As we were still contemplating the implications of the horrific attack in Kansas City, we learn of something, perhaps more subtle, but every bit as troubling. Imagine that in the Ukrainian city of Donetsk, Jews emerging from a synagogue were handed leaflets that ordered the city’s Jews to provide a list of property they own and pay a registration fee, or else have their citizenship revoked, face deportation and see their assets confiscated.
We learn of that and can’t help but ask: “Is this Nazi Germany re-emerging in our world? Or is it that it never really disappeared? And while we are not certain as to who these masked people were who were handing out the leaflets, enough credible authorities throughout the world, and in our own country, have acknowledged the episode and come forth with condemnations for something so ugly and so frightening.
Morton Klein, president of the Zionist Organization of America, the oldest pro-Israel group in the United States, expressed what we all surely believe: that “the leaflets should be seen in the context of a rising tide of anti-Semitism across Europe and the world….a frightening new development in the anti-Jewish movement that is gaining traction around the world.”
Yes, Secretary of State John Kerry has called the incident “grotesque.” And Michael Salberg, a member of our congregation, and Director of International Affairs of the Anti-Defamation League, acknowledged that once again, “Jews are the default scapegoat” for the conflicts and struggles that their neighbors face and their xenophobic fears.
True, we are uncertain as to whether the leaflets were issues by the pro-Russian leadership which most Jews have opposed, or a splinter group operating within the pro-Russian camp. But either way, we know only too well that hate feeds on hate, and we know only too well the depths to which we human beings are capable of sinking.
No, we dare not “shrug our shoulders,” whether it be the shooting in Kansas City or this episode in the Ukraine. So many of us Jews, we want so much to be able to focus our attention and our energies upon the good and innocent people of our world who endure oppression and deprivation. But then episodes like these appear, and we realize the wisdom of the words spoken by one of our great sages some 2,000 years ago. “If I am not for myself, who will be? If I am only for myself, what am I? And if not now, when?”

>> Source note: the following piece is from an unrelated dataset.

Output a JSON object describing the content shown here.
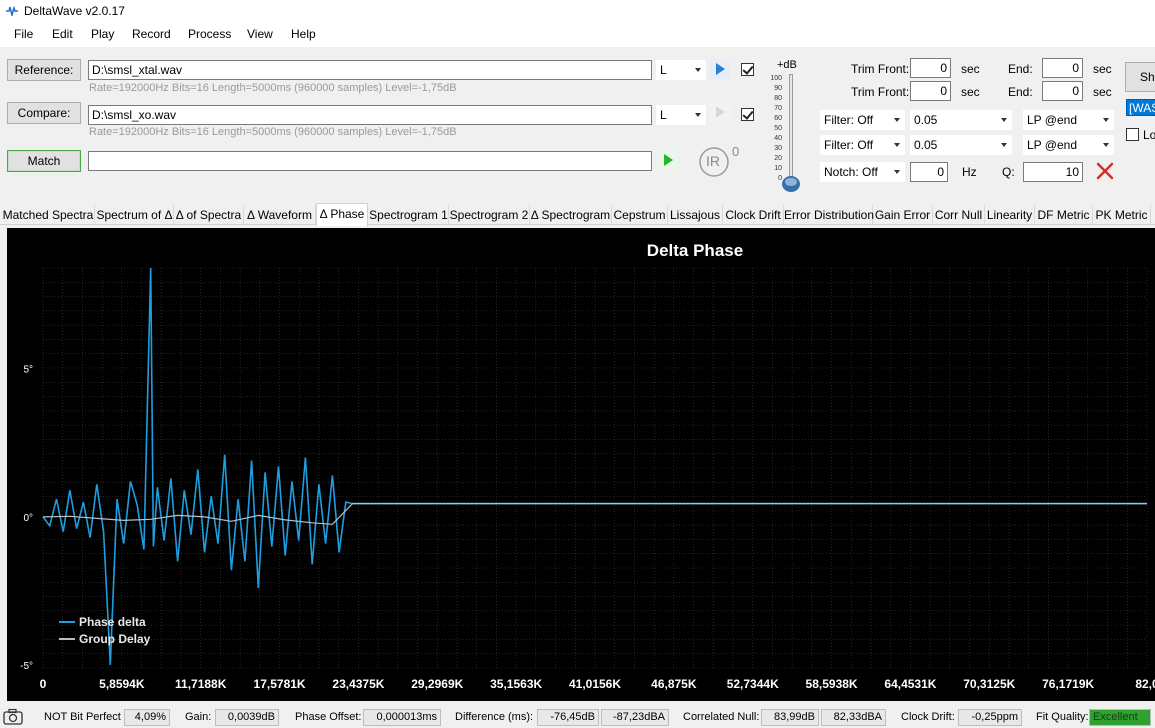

Still we cling to the hope and vision where we Jews are appreciated for the blessings that we bring to this world…a vision of a time when humanity will have arisen to the best that is within us.
Rabbi David Greenberg